Ruffo, in a talk at the University of San Diego's Trans-Border Institute, said rookies had poorly organized Vázquez Mota's speech in Mexico City. He said the event was scheduled to start at noon but began late and the person who contracted buses to bring people to the event had them programmed to leave at 1:30 p.m. Thus, many people had left the heat of the stadium by the time Vázquez Mota began her speech. Images of the candidate speaking to a half-empty stadium have not helped her cause.

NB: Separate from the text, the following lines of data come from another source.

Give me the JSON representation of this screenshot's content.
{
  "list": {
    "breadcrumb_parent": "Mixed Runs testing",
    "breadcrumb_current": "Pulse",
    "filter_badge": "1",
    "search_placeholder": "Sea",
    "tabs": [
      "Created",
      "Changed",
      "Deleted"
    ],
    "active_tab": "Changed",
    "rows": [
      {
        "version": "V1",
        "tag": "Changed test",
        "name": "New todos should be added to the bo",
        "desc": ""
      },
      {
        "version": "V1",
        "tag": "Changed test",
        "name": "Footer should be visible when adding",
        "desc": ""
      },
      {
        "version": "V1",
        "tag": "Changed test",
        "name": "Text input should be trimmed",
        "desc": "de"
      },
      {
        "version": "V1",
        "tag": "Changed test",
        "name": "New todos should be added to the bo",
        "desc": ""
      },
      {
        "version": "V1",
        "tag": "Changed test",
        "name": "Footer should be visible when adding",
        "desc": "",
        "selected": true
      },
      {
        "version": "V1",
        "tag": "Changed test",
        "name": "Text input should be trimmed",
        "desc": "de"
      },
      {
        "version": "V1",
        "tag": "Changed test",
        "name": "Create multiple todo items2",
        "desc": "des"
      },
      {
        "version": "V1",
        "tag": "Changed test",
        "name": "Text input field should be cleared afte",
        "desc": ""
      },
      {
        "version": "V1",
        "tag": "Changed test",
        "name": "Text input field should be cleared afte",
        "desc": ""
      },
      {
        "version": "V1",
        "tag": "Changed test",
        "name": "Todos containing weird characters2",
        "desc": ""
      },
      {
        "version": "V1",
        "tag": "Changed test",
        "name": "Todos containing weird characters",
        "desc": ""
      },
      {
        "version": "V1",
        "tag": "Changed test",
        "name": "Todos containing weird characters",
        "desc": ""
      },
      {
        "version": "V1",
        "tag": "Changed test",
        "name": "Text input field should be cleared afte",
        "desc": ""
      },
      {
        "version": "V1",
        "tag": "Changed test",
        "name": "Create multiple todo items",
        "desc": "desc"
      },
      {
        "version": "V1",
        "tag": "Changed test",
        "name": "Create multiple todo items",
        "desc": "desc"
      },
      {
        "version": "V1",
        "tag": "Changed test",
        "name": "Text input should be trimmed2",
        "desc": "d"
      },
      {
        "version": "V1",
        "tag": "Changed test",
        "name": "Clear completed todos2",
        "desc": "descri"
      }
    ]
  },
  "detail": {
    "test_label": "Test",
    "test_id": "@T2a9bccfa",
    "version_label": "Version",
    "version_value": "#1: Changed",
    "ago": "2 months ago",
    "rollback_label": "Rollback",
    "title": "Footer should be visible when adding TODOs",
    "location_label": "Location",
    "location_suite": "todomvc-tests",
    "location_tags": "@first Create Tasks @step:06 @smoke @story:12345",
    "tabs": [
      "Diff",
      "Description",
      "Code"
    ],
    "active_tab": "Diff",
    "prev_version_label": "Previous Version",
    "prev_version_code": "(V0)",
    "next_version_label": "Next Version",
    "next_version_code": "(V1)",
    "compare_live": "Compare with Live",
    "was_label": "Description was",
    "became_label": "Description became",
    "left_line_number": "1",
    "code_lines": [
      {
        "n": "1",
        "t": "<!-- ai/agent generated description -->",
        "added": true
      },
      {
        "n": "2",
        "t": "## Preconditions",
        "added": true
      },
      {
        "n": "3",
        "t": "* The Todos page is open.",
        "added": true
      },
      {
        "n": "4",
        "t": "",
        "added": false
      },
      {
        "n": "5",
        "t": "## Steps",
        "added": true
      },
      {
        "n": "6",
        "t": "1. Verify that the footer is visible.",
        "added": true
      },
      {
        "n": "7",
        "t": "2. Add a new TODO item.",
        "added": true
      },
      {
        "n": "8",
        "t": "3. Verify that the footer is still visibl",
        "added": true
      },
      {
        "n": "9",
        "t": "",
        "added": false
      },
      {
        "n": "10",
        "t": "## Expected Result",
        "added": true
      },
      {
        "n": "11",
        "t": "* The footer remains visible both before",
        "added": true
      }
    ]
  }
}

Ruffo said the stadium had been full.
Ruffo said he still believed Vázquez Mota could pass front-runner Enrique Peña Nieto of the PRI and win the election, saying that although some polls showed her behind by double digits, he believed she was only 5 points behind.
He said that although people were bused into the stadium, a traditional practice of the PRI, those bused in Sunday were true PANistas. (Sergio Sarmiento said this week that a union member had said Mexican Social Security Institute workers were told to attend Sunday's rally.) Ruffo, who went to the Estadio Azul event, said, "I did walk around ... and I could tell they were from the PAN. Many of them very poor, but themselves to be real PANistas."
The former governor says he has his work cut out to help organize the Ensenada rally, saying "It must be a super, coordinated effort."
The Mexican presidential campaign officially begins March 30. The election is Sunday, July 1.